======== Working data

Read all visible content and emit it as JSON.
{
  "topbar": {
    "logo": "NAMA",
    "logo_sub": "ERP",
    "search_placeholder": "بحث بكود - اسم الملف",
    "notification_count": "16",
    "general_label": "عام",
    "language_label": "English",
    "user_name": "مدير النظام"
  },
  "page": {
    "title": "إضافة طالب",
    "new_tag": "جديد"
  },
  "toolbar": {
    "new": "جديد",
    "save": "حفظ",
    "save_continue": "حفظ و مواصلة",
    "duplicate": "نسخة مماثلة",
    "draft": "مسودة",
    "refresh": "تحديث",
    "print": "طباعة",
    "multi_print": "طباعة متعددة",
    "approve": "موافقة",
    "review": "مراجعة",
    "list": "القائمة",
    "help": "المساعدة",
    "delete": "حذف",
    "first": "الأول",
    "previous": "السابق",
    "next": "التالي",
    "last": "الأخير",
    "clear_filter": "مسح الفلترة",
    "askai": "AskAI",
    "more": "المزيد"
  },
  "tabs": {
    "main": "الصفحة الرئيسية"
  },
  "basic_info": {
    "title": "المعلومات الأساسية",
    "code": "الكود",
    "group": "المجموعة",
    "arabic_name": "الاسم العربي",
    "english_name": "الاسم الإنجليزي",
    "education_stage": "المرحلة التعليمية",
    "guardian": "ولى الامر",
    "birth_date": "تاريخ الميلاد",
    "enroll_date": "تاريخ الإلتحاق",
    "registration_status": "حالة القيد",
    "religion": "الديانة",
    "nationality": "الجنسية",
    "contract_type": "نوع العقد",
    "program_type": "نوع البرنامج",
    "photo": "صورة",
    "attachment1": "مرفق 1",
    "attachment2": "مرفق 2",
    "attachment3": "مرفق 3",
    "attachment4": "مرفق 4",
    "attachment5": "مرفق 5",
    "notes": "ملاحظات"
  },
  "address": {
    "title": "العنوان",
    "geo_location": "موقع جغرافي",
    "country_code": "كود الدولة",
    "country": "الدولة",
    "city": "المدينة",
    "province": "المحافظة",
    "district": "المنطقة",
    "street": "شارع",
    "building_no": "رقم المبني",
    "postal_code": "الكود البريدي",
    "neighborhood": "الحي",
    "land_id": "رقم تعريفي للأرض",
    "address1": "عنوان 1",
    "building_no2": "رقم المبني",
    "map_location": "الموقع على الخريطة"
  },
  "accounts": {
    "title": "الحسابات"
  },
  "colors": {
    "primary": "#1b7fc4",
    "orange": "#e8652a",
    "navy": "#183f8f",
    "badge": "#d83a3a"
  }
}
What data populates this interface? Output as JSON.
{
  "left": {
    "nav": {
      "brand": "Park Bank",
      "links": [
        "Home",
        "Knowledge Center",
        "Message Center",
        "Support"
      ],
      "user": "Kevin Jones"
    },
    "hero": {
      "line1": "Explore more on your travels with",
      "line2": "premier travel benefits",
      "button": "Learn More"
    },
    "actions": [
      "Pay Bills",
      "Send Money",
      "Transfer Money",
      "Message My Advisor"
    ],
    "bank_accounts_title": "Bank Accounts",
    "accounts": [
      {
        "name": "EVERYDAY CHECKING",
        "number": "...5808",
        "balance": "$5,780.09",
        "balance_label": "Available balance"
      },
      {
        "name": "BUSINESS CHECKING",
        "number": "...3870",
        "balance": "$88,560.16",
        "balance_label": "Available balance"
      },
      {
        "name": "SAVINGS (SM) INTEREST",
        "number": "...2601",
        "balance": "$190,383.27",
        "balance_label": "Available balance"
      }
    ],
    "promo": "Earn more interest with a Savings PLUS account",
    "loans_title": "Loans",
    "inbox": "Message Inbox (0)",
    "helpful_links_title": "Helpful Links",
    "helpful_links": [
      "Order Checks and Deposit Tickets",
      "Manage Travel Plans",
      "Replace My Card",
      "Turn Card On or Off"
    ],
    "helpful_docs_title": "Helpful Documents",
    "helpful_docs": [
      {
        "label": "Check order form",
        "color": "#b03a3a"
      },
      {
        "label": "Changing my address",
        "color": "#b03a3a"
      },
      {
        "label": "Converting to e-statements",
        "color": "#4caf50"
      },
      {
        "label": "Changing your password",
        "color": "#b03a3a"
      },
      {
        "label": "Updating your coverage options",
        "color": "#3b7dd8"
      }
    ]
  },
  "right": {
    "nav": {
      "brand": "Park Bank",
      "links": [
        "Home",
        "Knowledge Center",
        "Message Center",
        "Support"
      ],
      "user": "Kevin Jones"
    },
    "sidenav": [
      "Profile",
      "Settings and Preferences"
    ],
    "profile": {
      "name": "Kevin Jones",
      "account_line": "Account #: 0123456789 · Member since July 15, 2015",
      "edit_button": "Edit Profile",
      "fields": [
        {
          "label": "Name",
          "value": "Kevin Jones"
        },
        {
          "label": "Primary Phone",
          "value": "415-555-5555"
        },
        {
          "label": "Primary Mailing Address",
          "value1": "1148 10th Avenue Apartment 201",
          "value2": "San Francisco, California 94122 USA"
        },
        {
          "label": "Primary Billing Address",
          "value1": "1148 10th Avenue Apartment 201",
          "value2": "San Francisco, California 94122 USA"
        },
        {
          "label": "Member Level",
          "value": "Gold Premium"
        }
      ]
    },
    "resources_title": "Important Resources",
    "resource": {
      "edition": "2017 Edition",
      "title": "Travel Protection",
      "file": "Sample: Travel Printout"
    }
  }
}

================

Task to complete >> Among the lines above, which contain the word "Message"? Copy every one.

Solution to this problem >>
        "Message Center",
      "Message My Advisor"
    "inbox": "Message Inbox (0)",
        "Message Center",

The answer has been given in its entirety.